As family trees grow, you’re building connections to family lines that future generations can pick up and work with — just make sure they have access to the files. Your Ancestry account does them no good if the subscription expires or no one knows the password. That’s why family research is often done with paper. Except in the case of fire or flood, paper is future-proof against changes in technology, logins, and file formats.
Work person-by-person, too. Like solving any puzzle, start with what you know and work with what you have. And like a puzzle, much of the inherent value and entertainment is in the search itself and that feeling of plugging in just the right piece after a lengthy search.
If your ancestors settled or lived in Warren County, visit our Research Library for more. Like most historical societies across the U.S., we have amassed family history and genealogical data such as land records and local histories. These documents, books, and indexes come with talented volunteer researchers who can help answer questions.
In many communities, county courthouses, local libraries, and the Clerk’s Office can yield clues, too. Check with them before visiting to ask since every county and jurisdiction is different. In Warren County, most of the historical land and probate records are held with us at the Historical Society.

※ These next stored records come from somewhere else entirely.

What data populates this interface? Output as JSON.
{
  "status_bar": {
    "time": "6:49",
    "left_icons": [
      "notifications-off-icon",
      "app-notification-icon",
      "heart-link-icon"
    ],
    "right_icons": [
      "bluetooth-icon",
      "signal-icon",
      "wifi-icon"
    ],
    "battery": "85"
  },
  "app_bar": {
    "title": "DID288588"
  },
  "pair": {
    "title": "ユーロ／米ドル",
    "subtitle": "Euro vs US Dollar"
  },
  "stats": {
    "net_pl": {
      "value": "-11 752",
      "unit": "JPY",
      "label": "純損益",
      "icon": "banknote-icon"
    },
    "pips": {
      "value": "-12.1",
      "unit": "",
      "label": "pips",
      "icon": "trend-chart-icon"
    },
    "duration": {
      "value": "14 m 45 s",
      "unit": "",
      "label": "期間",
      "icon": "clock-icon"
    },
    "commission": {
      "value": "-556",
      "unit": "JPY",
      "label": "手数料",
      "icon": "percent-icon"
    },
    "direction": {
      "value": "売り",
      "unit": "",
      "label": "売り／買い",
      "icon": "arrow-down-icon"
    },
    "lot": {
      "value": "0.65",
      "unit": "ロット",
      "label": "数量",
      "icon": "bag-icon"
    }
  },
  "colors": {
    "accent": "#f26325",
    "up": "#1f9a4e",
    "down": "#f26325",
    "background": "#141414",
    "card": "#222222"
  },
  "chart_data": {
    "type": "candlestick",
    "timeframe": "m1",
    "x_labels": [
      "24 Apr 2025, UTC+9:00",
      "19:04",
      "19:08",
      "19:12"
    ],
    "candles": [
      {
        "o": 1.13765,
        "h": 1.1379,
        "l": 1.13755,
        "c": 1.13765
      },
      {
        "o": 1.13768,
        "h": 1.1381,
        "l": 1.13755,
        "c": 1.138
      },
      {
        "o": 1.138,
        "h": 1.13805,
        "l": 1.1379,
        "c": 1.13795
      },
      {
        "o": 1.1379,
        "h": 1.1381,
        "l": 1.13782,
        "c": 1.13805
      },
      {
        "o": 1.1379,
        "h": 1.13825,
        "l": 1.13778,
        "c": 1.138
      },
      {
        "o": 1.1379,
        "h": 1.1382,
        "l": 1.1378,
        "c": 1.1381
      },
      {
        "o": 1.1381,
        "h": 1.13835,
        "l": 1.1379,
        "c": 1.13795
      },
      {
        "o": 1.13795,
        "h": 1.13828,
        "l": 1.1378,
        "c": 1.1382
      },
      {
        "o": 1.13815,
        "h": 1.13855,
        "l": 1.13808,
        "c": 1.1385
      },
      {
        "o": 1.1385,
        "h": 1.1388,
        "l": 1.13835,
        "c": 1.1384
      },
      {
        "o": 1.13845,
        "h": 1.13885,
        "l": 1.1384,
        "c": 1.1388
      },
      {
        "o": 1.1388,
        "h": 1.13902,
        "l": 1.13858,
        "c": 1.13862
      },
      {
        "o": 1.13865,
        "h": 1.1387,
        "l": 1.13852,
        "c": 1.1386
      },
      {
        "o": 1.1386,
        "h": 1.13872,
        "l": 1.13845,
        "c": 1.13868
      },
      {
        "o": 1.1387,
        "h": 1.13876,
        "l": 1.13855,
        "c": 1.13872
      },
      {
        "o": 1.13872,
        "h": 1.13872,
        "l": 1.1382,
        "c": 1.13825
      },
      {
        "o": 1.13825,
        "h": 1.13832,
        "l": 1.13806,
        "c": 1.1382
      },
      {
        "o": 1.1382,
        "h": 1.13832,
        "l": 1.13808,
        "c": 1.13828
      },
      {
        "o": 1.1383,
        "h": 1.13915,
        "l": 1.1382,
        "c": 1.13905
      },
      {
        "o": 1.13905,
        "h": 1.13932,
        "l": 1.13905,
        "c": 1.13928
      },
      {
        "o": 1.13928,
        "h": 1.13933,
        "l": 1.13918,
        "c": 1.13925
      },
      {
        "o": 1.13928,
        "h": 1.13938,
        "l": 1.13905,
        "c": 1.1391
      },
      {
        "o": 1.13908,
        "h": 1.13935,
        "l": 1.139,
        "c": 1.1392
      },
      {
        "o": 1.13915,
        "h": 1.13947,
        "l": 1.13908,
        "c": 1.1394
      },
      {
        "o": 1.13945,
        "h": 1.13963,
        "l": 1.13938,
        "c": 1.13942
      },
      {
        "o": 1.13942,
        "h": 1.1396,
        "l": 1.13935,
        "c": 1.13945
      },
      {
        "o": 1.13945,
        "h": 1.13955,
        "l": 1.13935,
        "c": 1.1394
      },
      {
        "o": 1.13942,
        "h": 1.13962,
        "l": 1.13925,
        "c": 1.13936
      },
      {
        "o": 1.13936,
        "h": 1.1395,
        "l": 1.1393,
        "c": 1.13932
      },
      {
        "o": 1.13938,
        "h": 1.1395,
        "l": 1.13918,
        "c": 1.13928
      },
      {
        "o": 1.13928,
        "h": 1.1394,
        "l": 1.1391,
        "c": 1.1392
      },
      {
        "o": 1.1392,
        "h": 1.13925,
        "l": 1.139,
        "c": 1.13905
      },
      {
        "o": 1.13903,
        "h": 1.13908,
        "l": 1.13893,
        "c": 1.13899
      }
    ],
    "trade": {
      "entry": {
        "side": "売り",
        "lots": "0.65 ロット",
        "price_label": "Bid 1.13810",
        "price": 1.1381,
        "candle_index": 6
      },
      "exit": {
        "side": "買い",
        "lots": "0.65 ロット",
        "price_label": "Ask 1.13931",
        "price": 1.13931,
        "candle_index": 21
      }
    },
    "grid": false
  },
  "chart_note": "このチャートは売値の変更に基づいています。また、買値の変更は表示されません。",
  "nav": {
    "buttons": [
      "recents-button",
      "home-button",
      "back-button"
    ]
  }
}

We’ve compiled a list of more helpful resources applicable to Missouri family and genealogical history:
- Names and lists of items available in our Research Library on microfilm
- Dozens of free databases online for Missouri families, including naturalization records, soldiers’ records, and more
- A list of family history files, which often include narrative stories compiled from past researchers
- A sortable, searchable list of probate records
Your family history research may become your life’s work or just a side project that occupies your free time. Genealogical research can sprawl for hours across multiple branches. Once you trace your father’s lineage back to several generations, you’ll get to do it again with your mother’s branch.
Each family member has a story to tell, too. You’ll discover things you didn’t know, like their military service — such as if they served for the Union or Confederacy or alongside General Washington in the Revolution. You’ll likely discover crimes they committed (or claim they didn’t), naturalization records, old photos, and other interesting details.
Your personal family history library starts here. What will you find?